Articles Posted in Uncategorized

Published on:

The Massachusetts Supreme Judicial Court recently considered whether police officers are permitted to testify concerning the administration of field sobriety tests (FST’s) where they suspect the driver is operating under the influence of marijuana.  Unlike in cases involving alleged operation of a motor vehicle while under the influence of alcohol (OUI/DUI), police officers, the state’s highest court held, may not testify to the administration and results of FST’s in cases involving suspected OUI/DUI drugs/marijuana.

In this case, Commonwealth v. Gerhardt, a Massachusetts State Police Trooper stoped the defendant at 12:20 a.m. because his lights were out. The defendant was driving, and there were two passengers in the car.  As the trooper approached the vehicle after the stop, he “saw smoke inside the vehicle” and “detected ‘the distinct odor of burnt marijuana.'”  The trooper asked the occupants when they had smoked marijuana and one of the passengers stated they had smoked about 20 minutes ago. The defendant, however, stated that they had smoked 3 hours earlier. The trooper asked the defendant how much he had smoked, and the defendant stated he had smoked about 1 gram of marijuana.

The defendant was ordered to exit the vehicle and asked to perform field sobriety tests. The trooper administered the horizontal gaze nystagmus test; the 9 step walk and turn test; and the one legged stand test. He also asked the defendant to recite the alphabet from D to Q and to count backwards from 75 to 62.  He passed the nystagmus test and he was able to recite the portion of alphabet and to count backwards.

Published on:

Massachusetts law permits police officers to conduct OUI/DUI roadblocks, or what is legally kndui-checkpoint-300x185own as “field sobriety checkpoints.” For OUI/DUI roadblocks to be constitutionally valid, the selection of vehicles to be stopped must not be arbitrary; safety must be assured; motorists’ inconvenience must be minimized; and assurance must be given that the procedure to be conducted is pursuant to a plan.
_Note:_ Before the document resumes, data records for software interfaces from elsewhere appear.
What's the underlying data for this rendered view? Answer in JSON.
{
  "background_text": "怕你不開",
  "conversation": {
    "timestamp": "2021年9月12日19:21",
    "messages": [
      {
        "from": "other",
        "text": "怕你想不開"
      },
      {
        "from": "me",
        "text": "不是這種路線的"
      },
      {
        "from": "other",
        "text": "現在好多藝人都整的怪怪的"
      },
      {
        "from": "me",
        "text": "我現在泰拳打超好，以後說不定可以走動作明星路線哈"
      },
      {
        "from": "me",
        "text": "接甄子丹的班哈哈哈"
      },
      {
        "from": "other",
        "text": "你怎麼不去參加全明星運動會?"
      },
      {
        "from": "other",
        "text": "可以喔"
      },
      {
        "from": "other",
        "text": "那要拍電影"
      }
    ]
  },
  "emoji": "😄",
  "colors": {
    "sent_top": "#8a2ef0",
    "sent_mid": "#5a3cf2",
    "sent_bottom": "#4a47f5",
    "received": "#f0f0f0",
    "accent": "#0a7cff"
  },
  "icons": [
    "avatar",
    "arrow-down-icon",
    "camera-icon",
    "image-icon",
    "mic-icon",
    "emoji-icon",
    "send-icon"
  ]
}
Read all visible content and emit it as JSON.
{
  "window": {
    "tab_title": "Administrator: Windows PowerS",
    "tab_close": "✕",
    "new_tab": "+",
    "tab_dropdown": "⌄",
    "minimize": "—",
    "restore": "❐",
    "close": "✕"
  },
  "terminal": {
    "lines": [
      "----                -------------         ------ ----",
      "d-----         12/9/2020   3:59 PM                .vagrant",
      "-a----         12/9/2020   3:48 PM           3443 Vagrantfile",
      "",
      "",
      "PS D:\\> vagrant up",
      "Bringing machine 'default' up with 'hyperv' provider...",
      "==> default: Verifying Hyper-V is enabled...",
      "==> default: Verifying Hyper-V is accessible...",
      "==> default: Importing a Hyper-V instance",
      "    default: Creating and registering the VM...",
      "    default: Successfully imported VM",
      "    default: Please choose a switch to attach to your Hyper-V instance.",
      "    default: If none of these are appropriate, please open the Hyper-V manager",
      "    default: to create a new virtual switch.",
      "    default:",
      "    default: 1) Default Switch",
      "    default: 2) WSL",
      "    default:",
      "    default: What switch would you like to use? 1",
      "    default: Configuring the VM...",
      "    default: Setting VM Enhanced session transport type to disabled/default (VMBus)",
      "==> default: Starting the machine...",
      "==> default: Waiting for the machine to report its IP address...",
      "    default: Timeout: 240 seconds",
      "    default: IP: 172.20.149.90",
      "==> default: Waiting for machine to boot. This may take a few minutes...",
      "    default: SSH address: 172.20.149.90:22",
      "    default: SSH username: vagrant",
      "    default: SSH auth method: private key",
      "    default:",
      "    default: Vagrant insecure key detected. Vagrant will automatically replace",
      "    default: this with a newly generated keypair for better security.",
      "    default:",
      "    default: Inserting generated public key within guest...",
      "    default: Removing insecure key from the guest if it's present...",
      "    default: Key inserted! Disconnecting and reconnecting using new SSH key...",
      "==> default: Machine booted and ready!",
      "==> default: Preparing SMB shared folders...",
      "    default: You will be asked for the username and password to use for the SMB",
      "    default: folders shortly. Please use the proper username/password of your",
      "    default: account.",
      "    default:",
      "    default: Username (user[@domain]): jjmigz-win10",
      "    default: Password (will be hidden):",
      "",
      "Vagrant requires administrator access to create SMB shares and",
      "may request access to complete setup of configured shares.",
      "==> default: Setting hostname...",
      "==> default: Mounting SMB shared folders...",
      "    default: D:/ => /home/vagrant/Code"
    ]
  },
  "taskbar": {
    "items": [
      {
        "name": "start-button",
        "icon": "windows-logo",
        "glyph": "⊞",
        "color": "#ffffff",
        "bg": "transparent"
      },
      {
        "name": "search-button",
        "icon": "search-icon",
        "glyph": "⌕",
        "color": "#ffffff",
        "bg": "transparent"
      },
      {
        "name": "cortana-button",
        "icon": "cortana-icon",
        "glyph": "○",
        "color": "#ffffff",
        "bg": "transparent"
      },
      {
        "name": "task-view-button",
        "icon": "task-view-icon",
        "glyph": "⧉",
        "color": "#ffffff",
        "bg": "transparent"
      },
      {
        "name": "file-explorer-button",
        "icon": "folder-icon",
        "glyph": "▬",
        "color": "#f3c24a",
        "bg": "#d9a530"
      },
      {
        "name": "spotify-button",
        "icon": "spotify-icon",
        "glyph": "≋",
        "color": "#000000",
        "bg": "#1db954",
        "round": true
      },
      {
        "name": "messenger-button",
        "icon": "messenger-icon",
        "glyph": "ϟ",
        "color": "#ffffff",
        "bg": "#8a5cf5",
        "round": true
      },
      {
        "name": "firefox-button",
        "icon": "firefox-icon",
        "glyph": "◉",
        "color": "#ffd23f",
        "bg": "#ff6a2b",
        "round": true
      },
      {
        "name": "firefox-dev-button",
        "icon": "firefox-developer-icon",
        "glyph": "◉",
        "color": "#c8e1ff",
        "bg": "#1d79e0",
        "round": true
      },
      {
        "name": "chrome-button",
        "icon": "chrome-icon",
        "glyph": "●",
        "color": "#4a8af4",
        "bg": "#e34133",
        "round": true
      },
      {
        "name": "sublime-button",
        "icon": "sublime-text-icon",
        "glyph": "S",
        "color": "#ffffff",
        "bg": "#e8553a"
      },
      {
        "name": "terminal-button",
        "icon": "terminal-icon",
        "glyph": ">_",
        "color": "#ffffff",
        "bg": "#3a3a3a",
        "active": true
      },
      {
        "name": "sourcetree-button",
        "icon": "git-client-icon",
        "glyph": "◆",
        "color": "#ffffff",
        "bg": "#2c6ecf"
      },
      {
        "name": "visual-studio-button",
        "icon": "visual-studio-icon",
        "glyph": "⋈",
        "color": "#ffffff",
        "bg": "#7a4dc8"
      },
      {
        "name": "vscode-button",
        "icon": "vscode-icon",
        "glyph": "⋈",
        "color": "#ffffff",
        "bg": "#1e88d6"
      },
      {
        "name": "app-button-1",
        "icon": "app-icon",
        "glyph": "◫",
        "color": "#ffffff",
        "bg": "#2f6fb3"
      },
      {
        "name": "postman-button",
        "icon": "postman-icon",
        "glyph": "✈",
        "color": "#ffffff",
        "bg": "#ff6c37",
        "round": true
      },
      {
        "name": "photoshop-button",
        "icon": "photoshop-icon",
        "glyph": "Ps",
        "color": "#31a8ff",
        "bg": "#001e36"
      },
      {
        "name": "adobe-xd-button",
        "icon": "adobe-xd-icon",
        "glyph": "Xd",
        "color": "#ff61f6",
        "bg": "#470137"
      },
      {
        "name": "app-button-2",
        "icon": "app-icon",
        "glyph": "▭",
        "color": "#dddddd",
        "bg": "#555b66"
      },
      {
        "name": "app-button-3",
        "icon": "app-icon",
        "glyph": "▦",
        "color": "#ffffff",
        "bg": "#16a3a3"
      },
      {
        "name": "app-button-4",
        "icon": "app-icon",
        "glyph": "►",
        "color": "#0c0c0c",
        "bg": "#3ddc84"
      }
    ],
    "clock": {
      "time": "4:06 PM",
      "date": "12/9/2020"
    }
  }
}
The police do not have discretion to target which vehicles stop.

The issue in a recent case, however, centered upon whether the deviations from the written operational plan of an OUI/DUI roadblock conducted by the Massachusetts State Police rendered this particular “field sobriety checkpoint” unconstitutional. Continue reading →

Published on:

The defendant in Commonwealth v. Palacios claimed that the ambulance recambulanceords should not have been admitted against her at his OUI/DUI trial and that references to her intoxication should have been redacted.  The Massachusetts Appeals Court, however, concluded that the ambulance records were properly admitted as records of medical services.

This case began when the defendant ran a stop sign and crashed into another car. The police officer who responded to the accident scene observed the defendant to have glassy eyes and be unsteady on her feet. She admitted to having ben drinking, stating she had 2-3 drinks. She was not arrested at the scene because she claimed to be injured and an ambulance was called to take her to the hospital. Continue reading →

Published on:

Richard Hasomeris, 42,of Middleboro, has been summonsed to appear in Middleboro District Court to answer a number of Massachusetts Drunk Driving Charges for allegedly crashing his motorcycle into a car and then leaving the scene.

He has been charged with Operating Under the Influence of Alcohol, Leaving the Scene of an Accident Causing Personal Injury, Leaving the Scene of an Accident Causing Property Damage, and Negligent Operation of a Motor Vehicle.

According to the Massachusetts State Police, Richard Hasomeris crashed his Kawasaki ZX 900 motorcycle on Interstate 495 in Middleboro near Exit 4. It is alleged that Hasomeris left the scene of the accident, but State Police report that witnesses provided them with his registration number.